Monday, November 20, 2006

LSE does it again

Only just the other day I remarked that in the ongoing exchange consolidation wars, the London Stock Exchange and Deutsche Bourse stood out like pimples on a pumpkin in failing to elicit greater economies of scale.

Deutsche Bourse's failure is not for lack of trying; it has courted the LSE on more than one occasion and then Euronext, but it was rebuked. While Deutsche Bourse is the rebuked, the LSE on the other hand, seems to be comfortable playing the role of the 'rebuker', having just rejected Nasdaq's bid for the second time according to FT reports.

After the failure of its first bid, which valued the LSE at 950 pence a share, Nasdaq CEO Robert Greifeld pitted his luck on his second round offer of 1,243 pence a share, which he described as a "full and fair offer." Well, try and tell that to Clara Furse, CEO of the LSE, who appears to be hedging her bets. Either she is happy for the exchange to go it alone in the ongoing exchange consolidation battle or she is waiting for a better offer?
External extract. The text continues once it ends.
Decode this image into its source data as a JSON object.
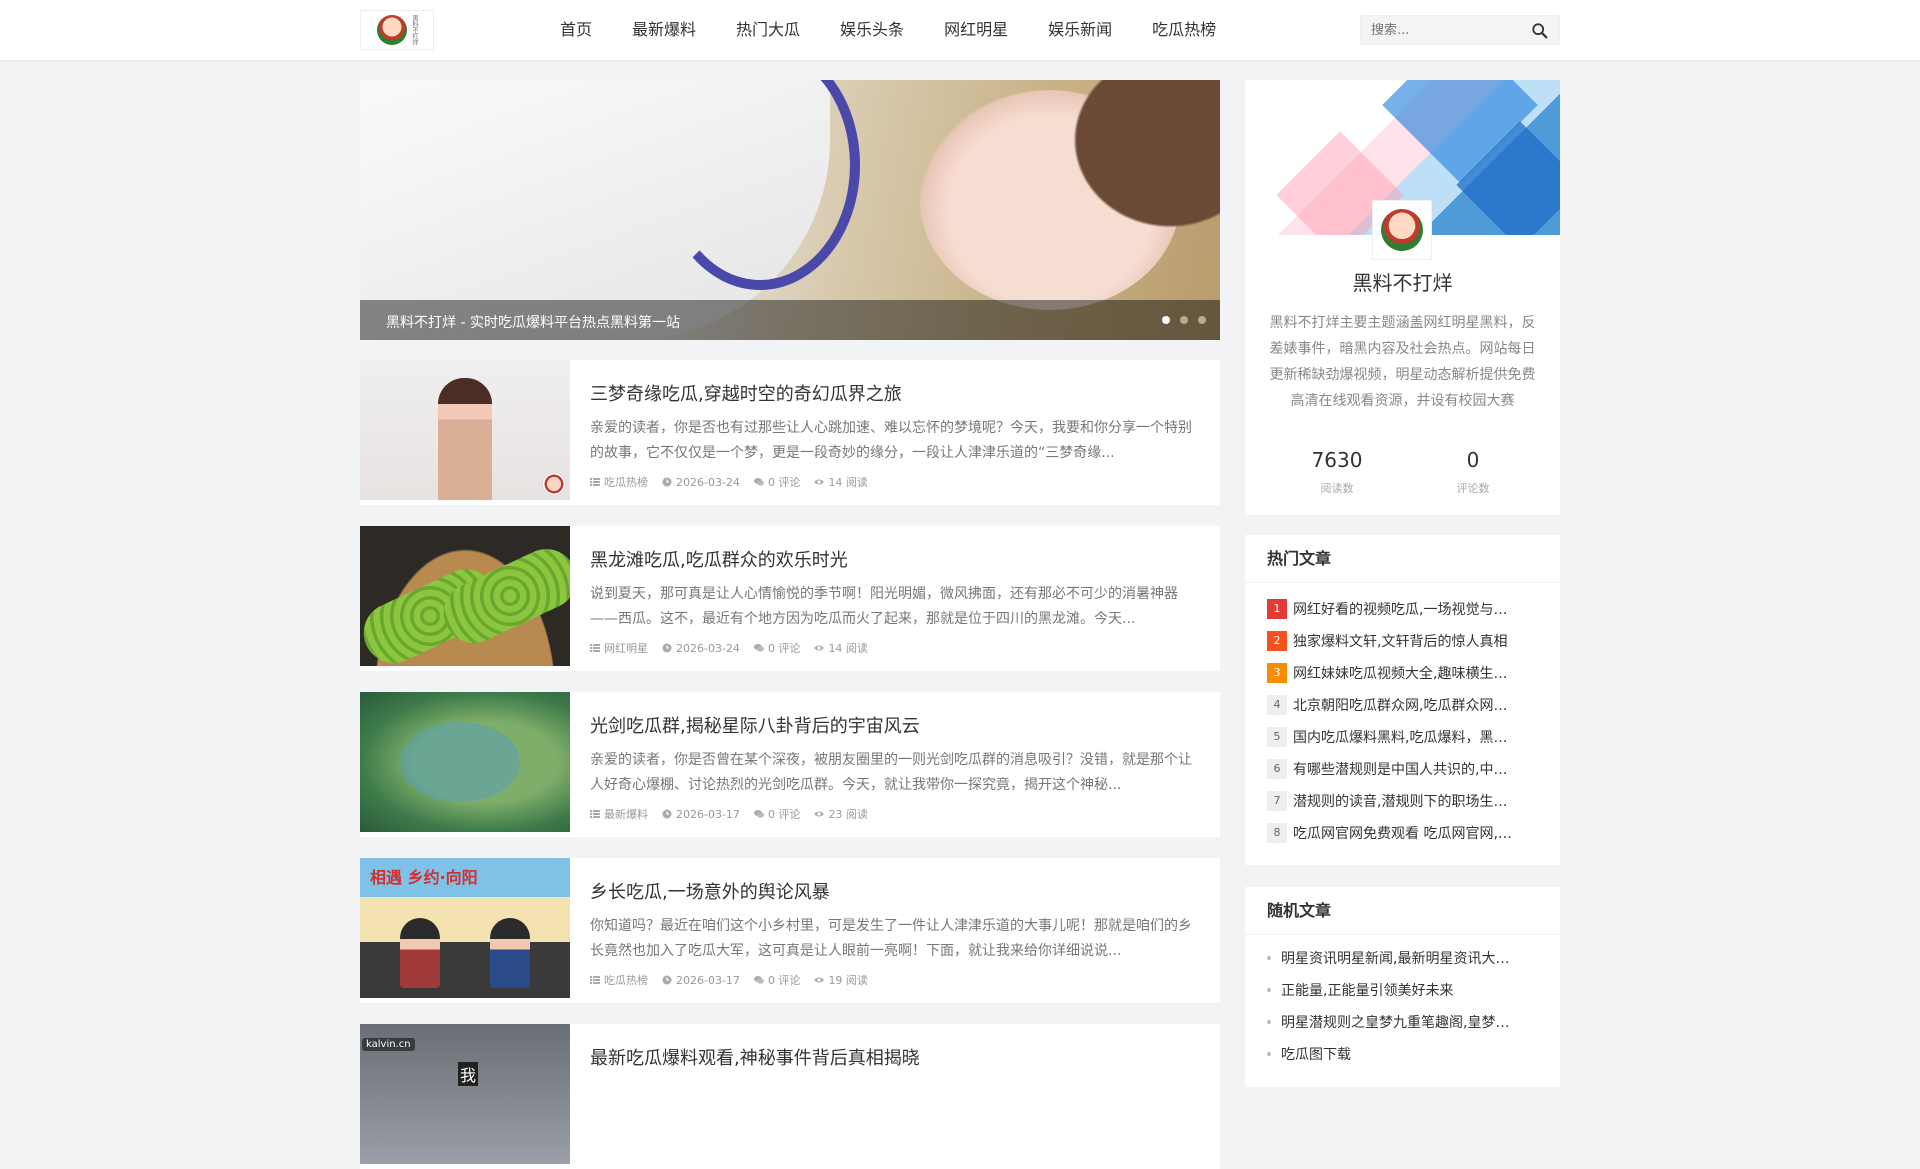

Octavio Marenzi, CEO, Celent, says that the LSE has staked out a fiercely independent path and its recent outstanding earnings mean that Furse feels under no pressure to be bought out by anyone. "Firms making bids for the London Stock Exchange continue to show rather odd behaviour," says Marenzi. "Most notably, there is the tendency to make offers below the current market value of the exchange. Nasdaq appears to be attempting this again, with predictable consequences -- either the bid must be raised or it will fail."

Will Nasdaq retreat from its current bid like Deutsche Bourse has from its attempts to court Euronext? It is anyone's guess. However, despite healthy earnings at the LSE, can it afford to go it alone for much longer in view of recent announcements by Equiduct that it will establish a pan-European exchange and that seven investment banks will build an MTF?

As firms gear up for MiFID, a somewhat different trading landscape awaits the national exchanges, which have enjoyed monopoly status. But as rival "high speed" execution venues emerge offering lower trading tariffs and cheaper post-trade reporting services than the LSE, can Furse and the LSE's shareholders sustain their go-it-alone stance?

No comments: